From the papers, we can see the committee being set up very soon after the Flood, and subscriptions being set on foot. Unfortunately the minutes of the first committee meeting were missed by mistake when the imaging was done, and this was not realised until too late; however, a note of the decisions of that meeting was included in William Garrett’s pamphlet (see above); follow this link for an image taken from that book. The committee consisted of local gentry, clergymen and doctors. A number of the names are familiar from Newcastle politics, such as the Blacketts and the Fenwicks; others are important players in Northumberland, such as Sir Lancelot Allgood who was a former MP for the shire. In the aftermath, there was a long controversy over the rebuilding of Hexham Bridge, and again some of those on the committee appear as leading actors in that, for example Gawen Ainsley. The local aristocracy, though quite generous in giving money, were not involved in the distribution; the highest-ranking person on the Northumberland committee was a knight (Sir Lancelot), while in Durham it was a baronet, Sir John Eden.

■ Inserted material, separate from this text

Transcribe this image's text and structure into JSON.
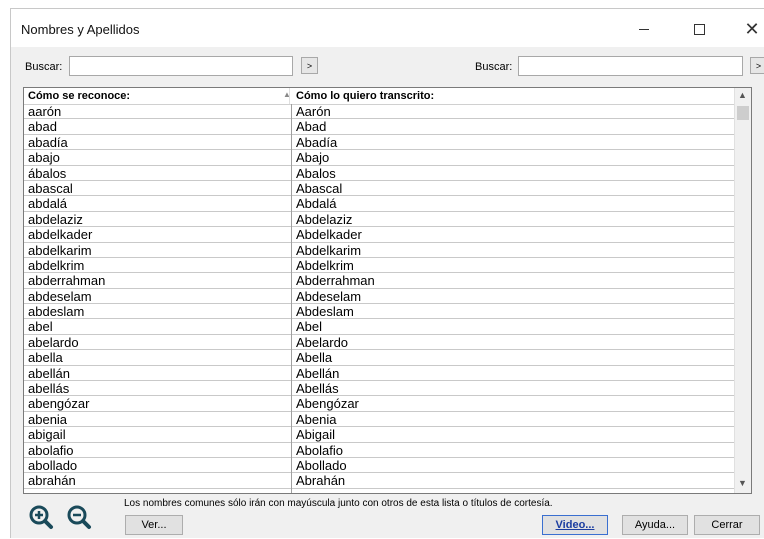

Church of England clergy had a key role, but dissenting ministers were nowhere involved. The clerics took particular responsibility for the collection. As Revd. Thomas Noble of Belford reports, ‘What Riding, as well as Writing I have had on this Affair, it may not be material to communicate; but this I am confident in, That it alone wou'd have enabled a Gentle of the Law to have drawn up a £10 Bill’.

The assessment was then done by churchwardens or other local worthies, and signed off by the vicar – or in Haltwhistle parish the curate, since the vicar Thomas Rotheram was non-resident and freely admitted he did not know his parishioners. However, William Fenwick of Bywell can be seen taking complete control of the distribution in the two parishes there, explaining that ‘the Minister of our Parish is incapable of doeing any business. His Curate is very ill and does not live in the Parish’. There is, though, little evidence that the ordinary people were devout; there are only three references to Bibles being lost, and a few prayer books. Follow this link for a list of all the books referred to in the papers. 

There are only a few human interest stories in the volume; follow this link for one of them, Edward Forster. Mostly, the papers deal with the financial consequences of the disaster, as seen by the local gentry who administered the fund. One of the most tragic stories was that of John Johnson, of Ovingham Boathouse, who lost eight members of his family; follow this link for Garrett’s description. Several people gave him immediate help, and this perhaps explains the churlish response of the Committee when deciding how much compensation they should pay the only other survivor from the family, his brother Matthew.

One recurring issue is a row between the Northumberland Committee and a group of subscribers to the relief fund from Newcastle, about how the money should be apportioned between Newcastle and the rest. It was an argument among the gentry, however; for instance, members of the Blackett family (still prominent in the area) were on both sides. The ‘sufferers’ themselves had no voice in the distribution.

A note about money

To get an idea of the sums being collected and distributed in terms of today’s money, multiply the figures by around 100. The final sum collected, just under £2,000, should therefore be considered as worth around £200,000 today. This may seem a large amount, but the gentry and merchants of Newcastle subscribed around 3 times that amount a year or so later for the building of the new Assembly Rooms in Westgate Road, where the central chandelier alone cost £650.



In the future, don’t forget your past